Review: Abarth 595C

Julie Marshall drives the diminutive and sporty Abarth 595C
Abarth 595CAbarth 595C
Abarth 595C

It might not be very practical as a family runabout but above all else the Abarth 595 C is a fun car to drive. By the way, the C refers to convertible as it has a full-length folding roof.

And, although it does pay more than a passing resemblance to the Fiat 500 on which it is based, you’re in no doubt that this is a completely different animal indeed.

The massive front grille, oversized air intakes and matt black finish 17in alloys all point to a hot hatch that means business, as does the double chrome exhaust.

Abarth 595CAbarth 595C
Abarth 595C

The sporty theme continues inside with a rev counter pod reminiscent of a racing car, figure-hugging seats, flat bottom steering wheel and stainless steel pedal caps.

Touches of satin chrome, a smart dashboard, black seats and leather steering wheel and gear knob finish off the look.

The interior, however is a bit cramped and, weather permitting, tall drivers will feel more comfortable with the full-length fabric roof folded right down.
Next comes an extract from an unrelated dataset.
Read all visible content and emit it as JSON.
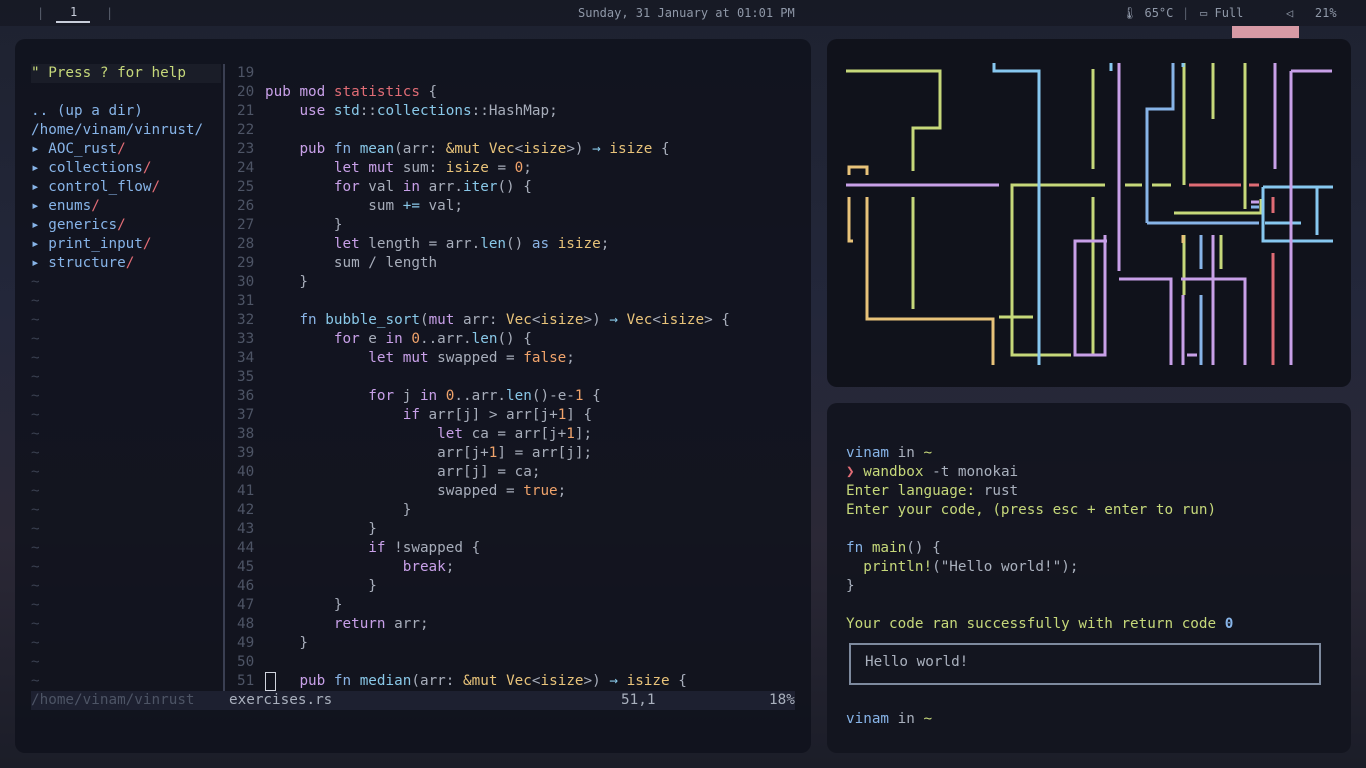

Sadly, that was not an option for us as it rained every time we ventured out.

Although there are two rear seats they are not easy to access. The lack of legroom means they are not really comfortable for extended periods for anyone other than a small child.
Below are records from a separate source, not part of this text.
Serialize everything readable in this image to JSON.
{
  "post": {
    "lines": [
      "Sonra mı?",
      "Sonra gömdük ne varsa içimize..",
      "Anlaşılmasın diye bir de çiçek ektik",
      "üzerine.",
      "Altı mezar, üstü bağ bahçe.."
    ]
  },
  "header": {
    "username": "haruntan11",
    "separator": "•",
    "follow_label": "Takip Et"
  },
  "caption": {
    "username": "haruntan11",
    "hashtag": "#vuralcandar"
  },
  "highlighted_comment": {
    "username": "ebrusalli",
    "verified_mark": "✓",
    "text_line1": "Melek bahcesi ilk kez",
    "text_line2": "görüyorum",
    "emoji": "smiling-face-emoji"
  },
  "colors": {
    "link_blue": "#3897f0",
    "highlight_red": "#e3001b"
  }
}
Abarth 595CAbarth 595C
Abarth 595C

The boot is tiny and is only really suitable for a couple of small bags but to be honest, practicality is not really a reason to buy a car like this.

Its beauty is in the driving. The throaty exhaust will gladden your heart as your roar away down the road and the stiff suspension allows you to sling it around corners, safe in the knowledge it will keep you well planted.

The fabric roof, as is to be expected, makes for a noisy ride at speed but put the top down and with the wind in your hair - who cares?

This upgraded 595 was revealed in March 2022, a few weeks before Abarth’s 73rd birthday.

Abarth 595CAbarth 595C
Abarth 595C

Carlo Abarth (1908-1979) founded the company in 1949 with racing driver Guido Scagliarini. His astrological sign, the scorpion was used as the company logo and it made racing cars and high performance exhaust pipes.

The 365C like the 365 hardtop version has a 165bhp 1.4 T-jet Euro 6D Final engine with a Garrett turbocharger.

The car we drove was the F595C model which emphasises performance as opposed to the Turismo which is more focused on style.

It accelerates from 0-62mph in 7.3 seconds and has a five-speed manual transmission. A five-speed automatic box with paddles on the steering wheel is an option

Other key features include DAB radio with 7in touchscreen and Apple CarPlay and Android Auto compatibility, and rear parking sensors.

Options on our car included snazzy blue bumper inserts and door mirrors, automatic climate control, rain and dusk sensors and black brake calipers.

On the road price for the F595C is £23,475. By the time the extras were included it came out at £24,875.


Abarth 595C

Price: £23,475 (£24,875 as tested)

Engine: 1.4 T-Jet

Power: 163bhp

Torque: 170lb/ft

Transmission: five-speed manual

Top speed: 134mph

0-62mph: 7.3 seconds

Economy: 40.9mpg

CO 2 emissions:156/km